[Entries from a dataset of interfaces]
>>>>

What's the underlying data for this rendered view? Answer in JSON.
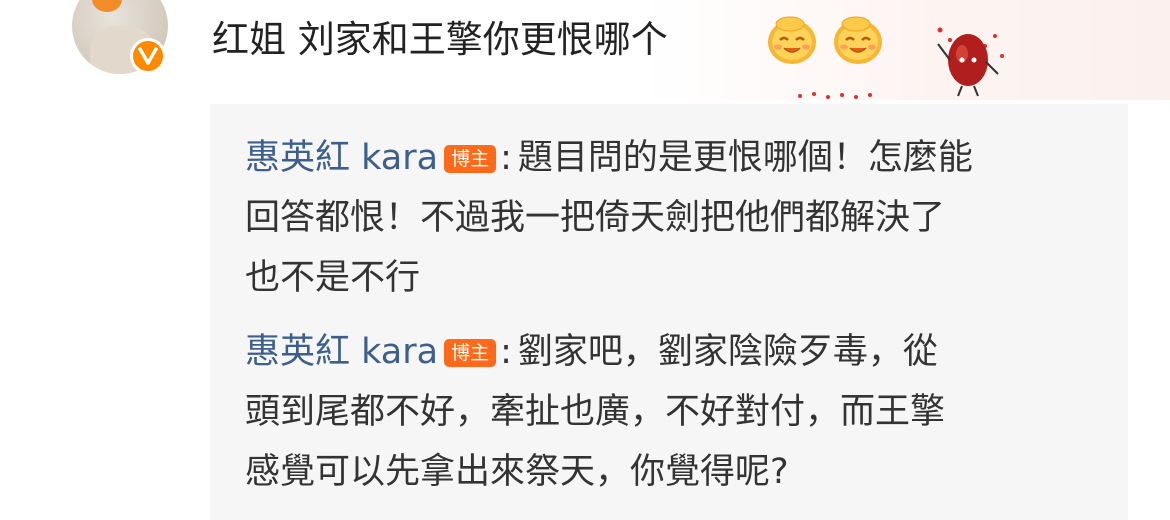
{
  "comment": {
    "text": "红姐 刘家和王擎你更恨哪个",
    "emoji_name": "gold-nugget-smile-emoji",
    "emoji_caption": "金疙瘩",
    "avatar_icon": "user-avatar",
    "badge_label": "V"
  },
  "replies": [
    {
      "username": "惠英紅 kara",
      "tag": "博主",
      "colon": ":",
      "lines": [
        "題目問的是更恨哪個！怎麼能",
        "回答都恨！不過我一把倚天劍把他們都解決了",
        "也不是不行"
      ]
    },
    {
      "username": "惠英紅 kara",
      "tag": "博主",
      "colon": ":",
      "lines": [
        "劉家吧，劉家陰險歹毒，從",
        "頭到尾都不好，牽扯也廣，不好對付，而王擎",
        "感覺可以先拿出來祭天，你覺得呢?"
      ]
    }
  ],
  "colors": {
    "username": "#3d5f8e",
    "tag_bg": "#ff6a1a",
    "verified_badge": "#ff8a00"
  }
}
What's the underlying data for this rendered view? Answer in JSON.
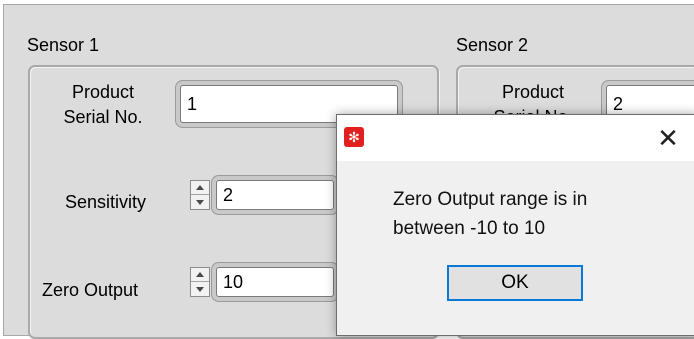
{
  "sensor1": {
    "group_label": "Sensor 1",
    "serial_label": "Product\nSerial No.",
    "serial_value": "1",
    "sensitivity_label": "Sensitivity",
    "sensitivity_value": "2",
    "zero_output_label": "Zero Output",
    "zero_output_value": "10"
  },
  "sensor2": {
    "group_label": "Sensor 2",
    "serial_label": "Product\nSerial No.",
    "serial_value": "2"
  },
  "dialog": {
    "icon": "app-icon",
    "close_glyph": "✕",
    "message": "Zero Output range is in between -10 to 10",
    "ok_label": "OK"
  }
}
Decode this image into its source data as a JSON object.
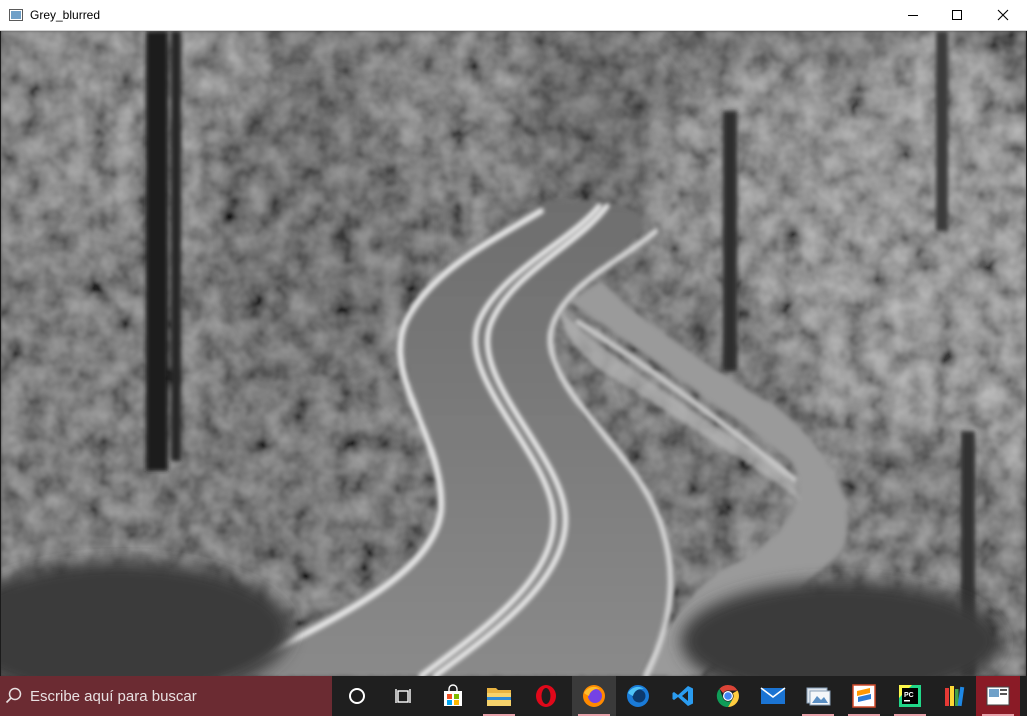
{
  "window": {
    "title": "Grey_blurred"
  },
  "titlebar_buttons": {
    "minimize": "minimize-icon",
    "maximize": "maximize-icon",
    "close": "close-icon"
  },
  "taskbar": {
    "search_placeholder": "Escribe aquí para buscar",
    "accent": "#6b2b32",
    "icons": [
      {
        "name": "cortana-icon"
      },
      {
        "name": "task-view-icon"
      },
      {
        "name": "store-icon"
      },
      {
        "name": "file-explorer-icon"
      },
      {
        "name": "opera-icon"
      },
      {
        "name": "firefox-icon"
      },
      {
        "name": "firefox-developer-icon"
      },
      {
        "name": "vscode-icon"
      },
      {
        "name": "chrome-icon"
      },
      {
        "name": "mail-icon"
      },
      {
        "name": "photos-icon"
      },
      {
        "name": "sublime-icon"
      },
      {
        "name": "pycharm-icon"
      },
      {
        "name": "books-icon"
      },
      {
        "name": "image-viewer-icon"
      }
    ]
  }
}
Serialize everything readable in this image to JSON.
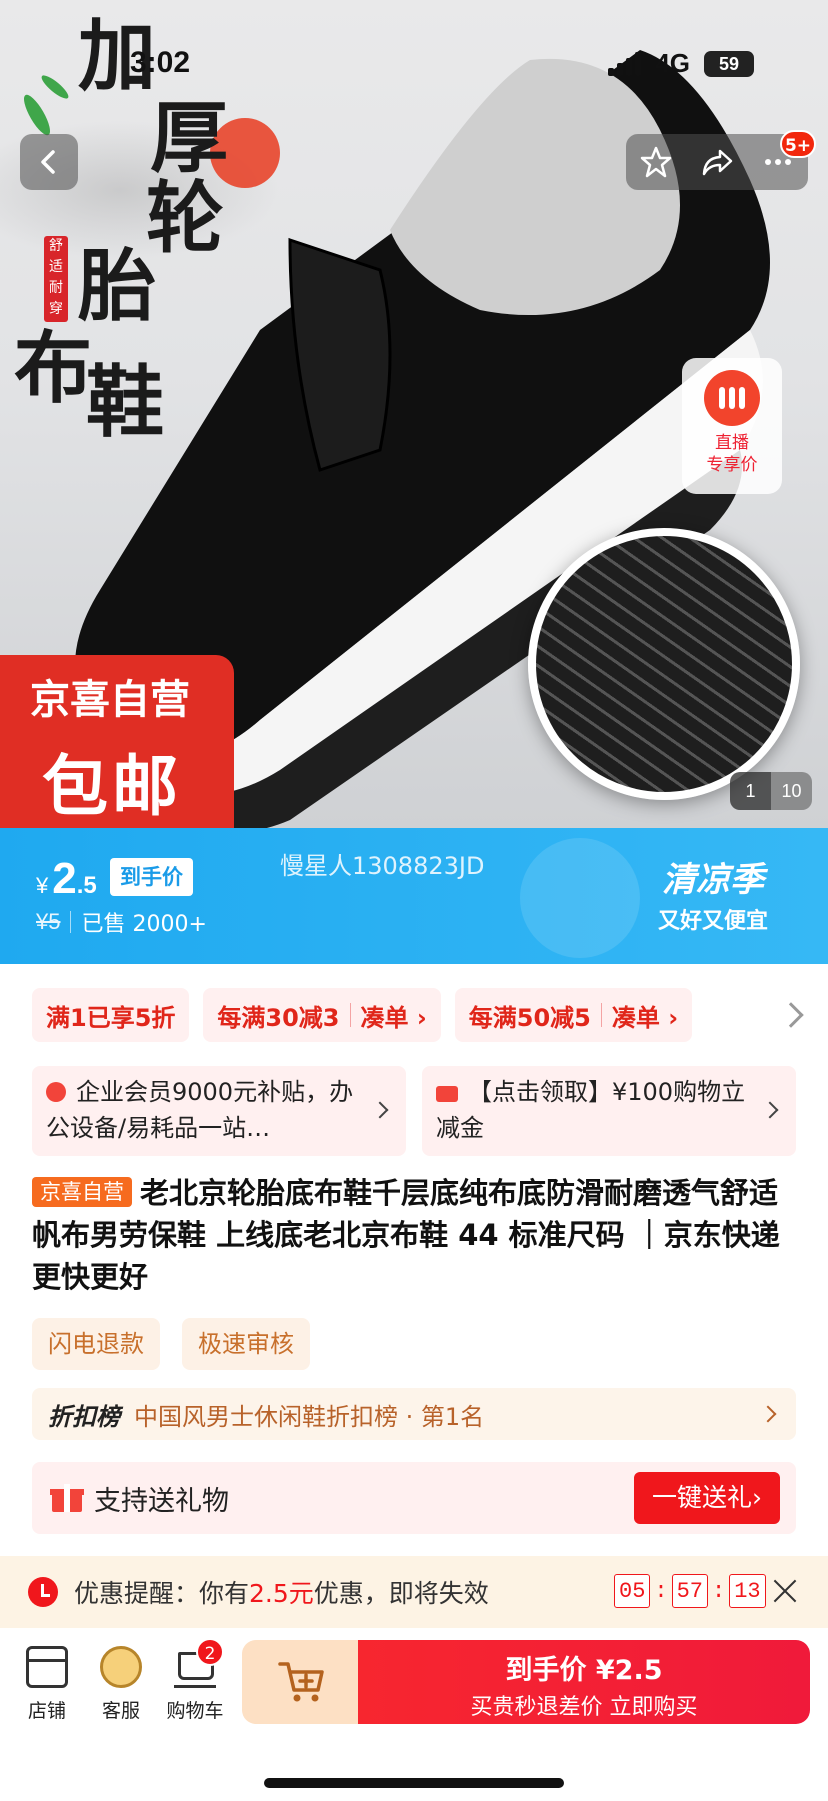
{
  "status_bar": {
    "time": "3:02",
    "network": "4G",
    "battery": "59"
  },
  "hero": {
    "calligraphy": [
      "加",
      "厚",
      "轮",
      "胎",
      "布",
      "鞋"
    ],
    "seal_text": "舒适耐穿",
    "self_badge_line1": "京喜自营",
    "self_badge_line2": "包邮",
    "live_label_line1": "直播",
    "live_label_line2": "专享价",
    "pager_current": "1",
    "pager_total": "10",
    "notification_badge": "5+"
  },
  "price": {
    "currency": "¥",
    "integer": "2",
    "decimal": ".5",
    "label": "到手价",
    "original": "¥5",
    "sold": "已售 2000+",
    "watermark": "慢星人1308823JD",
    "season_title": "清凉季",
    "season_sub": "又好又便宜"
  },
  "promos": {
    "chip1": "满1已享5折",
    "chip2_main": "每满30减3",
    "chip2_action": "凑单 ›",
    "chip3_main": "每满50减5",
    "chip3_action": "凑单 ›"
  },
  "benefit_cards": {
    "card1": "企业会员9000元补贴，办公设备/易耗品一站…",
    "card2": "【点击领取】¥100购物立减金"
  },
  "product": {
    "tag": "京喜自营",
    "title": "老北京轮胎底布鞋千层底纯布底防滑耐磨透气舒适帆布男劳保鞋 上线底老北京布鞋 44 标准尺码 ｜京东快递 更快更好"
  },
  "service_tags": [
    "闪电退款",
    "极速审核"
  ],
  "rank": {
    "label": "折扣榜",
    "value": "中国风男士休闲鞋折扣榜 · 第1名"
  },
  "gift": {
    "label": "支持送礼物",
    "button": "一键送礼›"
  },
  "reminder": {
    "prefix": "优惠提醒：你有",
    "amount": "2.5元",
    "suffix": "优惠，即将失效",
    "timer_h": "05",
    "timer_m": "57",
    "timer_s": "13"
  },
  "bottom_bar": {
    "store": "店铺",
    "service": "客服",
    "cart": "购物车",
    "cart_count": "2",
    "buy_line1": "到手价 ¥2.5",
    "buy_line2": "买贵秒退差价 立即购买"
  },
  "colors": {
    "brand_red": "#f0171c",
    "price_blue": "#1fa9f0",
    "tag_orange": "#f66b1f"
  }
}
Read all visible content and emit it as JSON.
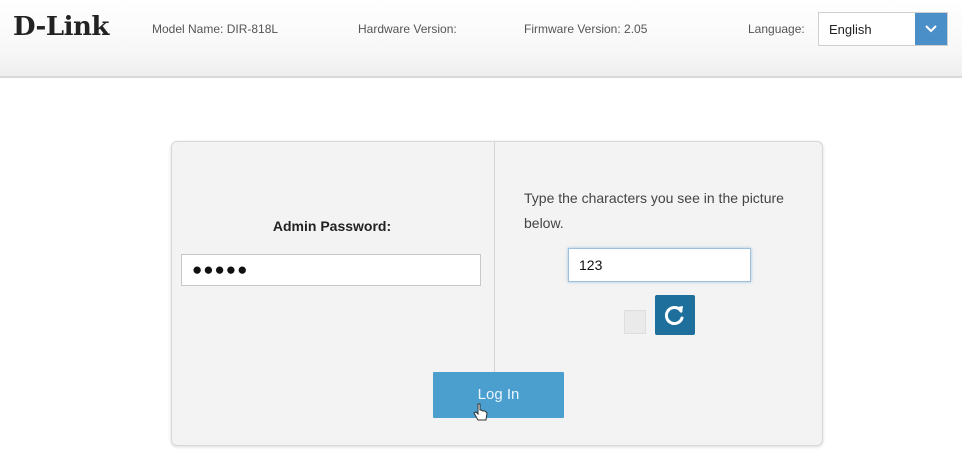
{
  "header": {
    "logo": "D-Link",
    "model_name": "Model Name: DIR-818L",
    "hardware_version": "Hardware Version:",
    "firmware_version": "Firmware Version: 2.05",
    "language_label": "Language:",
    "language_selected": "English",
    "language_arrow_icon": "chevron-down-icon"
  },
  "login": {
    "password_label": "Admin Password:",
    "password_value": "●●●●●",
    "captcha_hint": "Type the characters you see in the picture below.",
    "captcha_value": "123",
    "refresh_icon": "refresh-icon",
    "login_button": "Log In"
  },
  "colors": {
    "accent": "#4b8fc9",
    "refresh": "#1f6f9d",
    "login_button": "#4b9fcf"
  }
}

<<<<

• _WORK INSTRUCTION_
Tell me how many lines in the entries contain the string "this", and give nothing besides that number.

• _ANSWER BELOW_
4